- Task prompt: The lines below may contain the word "location". Please count those that do and give the number alone.

----- Dataset content

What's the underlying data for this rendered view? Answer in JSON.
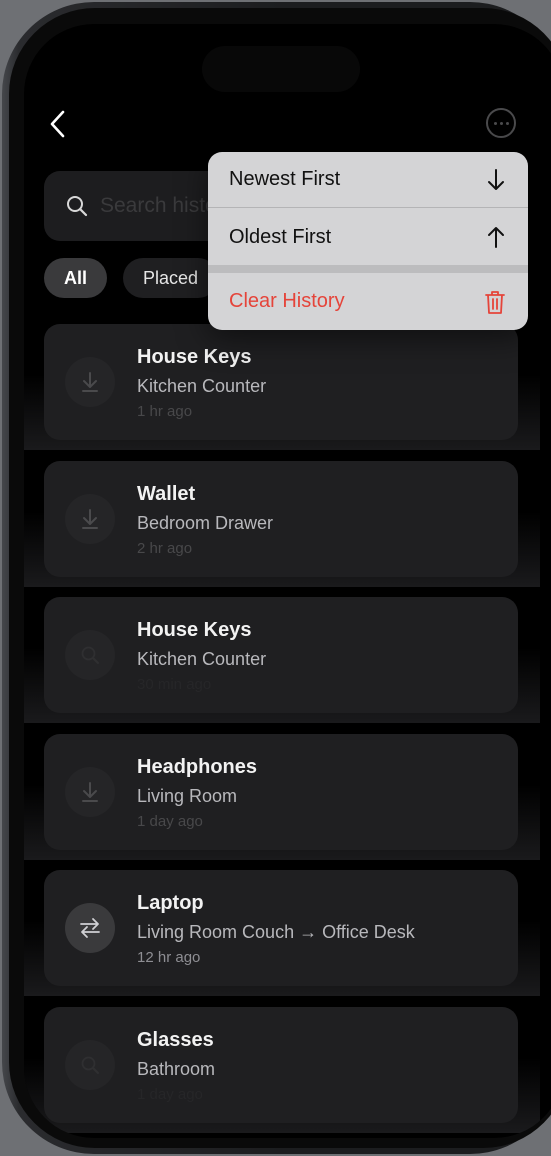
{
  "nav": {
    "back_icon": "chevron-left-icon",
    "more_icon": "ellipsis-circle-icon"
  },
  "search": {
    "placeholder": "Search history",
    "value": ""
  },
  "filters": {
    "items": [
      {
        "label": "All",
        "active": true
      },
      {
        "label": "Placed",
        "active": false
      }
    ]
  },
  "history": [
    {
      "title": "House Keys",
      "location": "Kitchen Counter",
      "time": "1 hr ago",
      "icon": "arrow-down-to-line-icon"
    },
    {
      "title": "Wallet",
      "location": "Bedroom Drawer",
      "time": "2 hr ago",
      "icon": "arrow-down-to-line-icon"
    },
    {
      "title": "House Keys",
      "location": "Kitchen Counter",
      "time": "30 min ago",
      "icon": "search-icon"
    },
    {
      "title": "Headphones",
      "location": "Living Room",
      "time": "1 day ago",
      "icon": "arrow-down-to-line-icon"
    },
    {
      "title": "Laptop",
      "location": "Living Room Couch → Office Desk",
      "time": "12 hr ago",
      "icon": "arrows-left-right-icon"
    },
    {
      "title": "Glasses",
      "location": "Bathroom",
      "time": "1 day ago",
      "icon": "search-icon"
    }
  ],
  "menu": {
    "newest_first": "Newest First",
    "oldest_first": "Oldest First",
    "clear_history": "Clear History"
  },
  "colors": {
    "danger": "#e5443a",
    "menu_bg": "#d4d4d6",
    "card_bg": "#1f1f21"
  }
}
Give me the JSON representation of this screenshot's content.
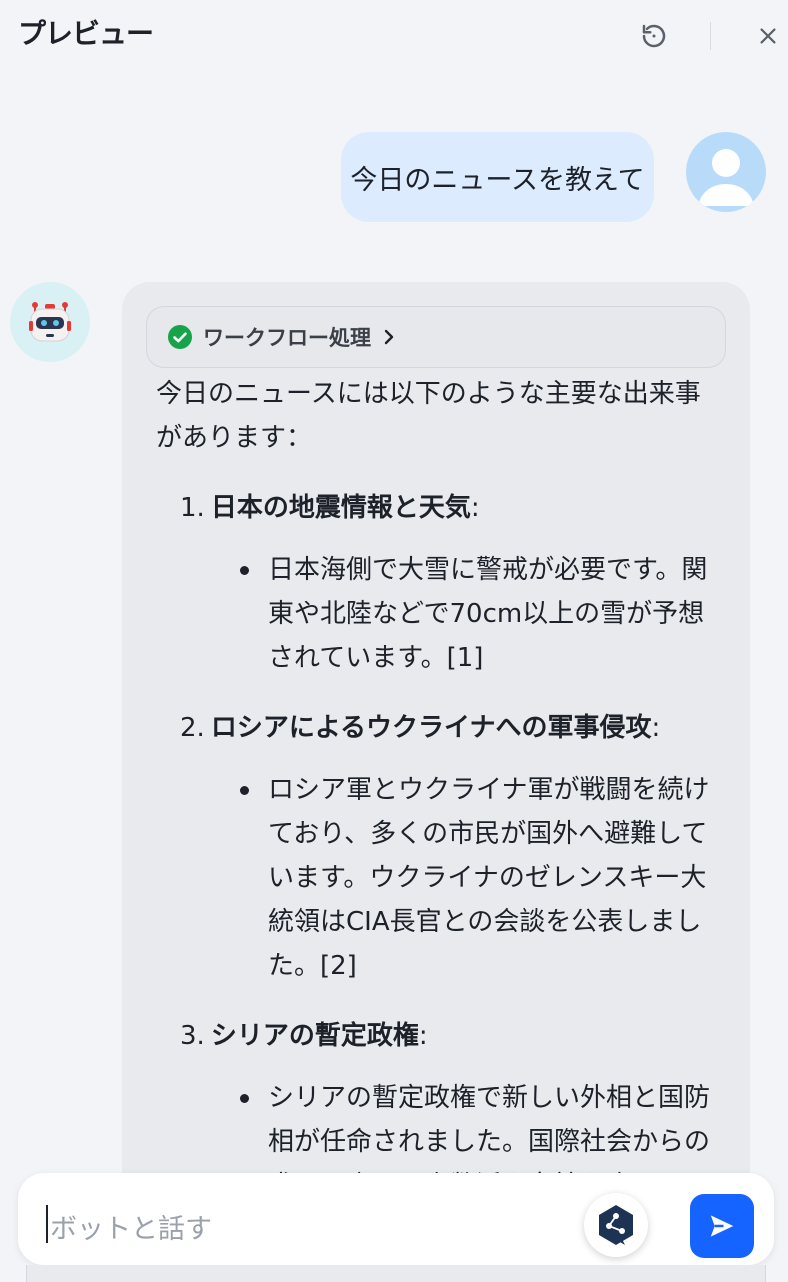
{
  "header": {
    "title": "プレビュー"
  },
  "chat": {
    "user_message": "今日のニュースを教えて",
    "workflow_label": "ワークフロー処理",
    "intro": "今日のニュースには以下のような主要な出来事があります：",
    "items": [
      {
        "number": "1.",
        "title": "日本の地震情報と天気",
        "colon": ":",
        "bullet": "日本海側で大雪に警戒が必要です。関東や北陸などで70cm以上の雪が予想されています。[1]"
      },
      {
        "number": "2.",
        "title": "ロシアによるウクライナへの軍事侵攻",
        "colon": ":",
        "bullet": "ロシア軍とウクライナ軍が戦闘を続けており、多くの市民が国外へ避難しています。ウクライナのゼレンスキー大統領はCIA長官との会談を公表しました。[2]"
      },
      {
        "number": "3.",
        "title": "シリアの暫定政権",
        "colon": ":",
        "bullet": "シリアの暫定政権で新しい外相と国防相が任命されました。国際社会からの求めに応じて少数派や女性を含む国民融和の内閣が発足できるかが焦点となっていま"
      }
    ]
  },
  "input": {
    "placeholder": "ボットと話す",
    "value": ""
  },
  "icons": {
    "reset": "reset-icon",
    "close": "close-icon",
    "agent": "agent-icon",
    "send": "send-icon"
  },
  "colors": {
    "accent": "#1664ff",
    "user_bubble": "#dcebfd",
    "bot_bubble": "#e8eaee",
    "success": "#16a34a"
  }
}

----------

- Solution for this exercise: 6